Dataset section start
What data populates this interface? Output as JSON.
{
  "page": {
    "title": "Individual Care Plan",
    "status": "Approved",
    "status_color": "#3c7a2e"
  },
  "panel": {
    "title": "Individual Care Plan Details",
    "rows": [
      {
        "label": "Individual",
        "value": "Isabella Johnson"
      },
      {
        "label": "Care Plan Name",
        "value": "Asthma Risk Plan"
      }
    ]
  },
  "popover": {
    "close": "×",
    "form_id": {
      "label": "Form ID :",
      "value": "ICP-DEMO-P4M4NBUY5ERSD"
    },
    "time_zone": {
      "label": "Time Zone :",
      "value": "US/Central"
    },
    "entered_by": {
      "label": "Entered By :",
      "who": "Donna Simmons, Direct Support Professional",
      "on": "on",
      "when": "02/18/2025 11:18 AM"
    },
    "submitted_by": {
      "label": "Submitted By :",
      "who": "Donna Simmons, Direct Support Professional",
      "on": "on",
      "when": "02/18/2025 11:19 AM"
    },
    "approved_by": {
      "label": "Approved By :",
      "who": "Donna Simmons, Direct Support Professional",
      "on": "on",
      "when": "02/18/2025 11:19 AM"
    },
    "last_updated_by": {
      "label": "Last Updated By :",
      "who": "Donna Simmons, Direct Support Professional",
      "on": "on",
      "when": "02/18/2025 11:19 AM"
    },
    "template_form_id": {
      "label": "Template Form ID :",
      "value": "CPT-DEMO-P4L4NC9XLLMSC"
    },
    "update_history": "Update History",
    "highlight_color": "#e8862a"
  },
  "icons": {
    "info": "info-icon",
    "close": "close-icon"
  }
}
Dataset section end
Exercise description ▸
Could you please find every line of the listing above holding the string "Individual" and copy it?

Expected answer ▸
    "title": "Individual Care Plan",
    "title": "Individual Care Plan Details",
        "label": "Individual",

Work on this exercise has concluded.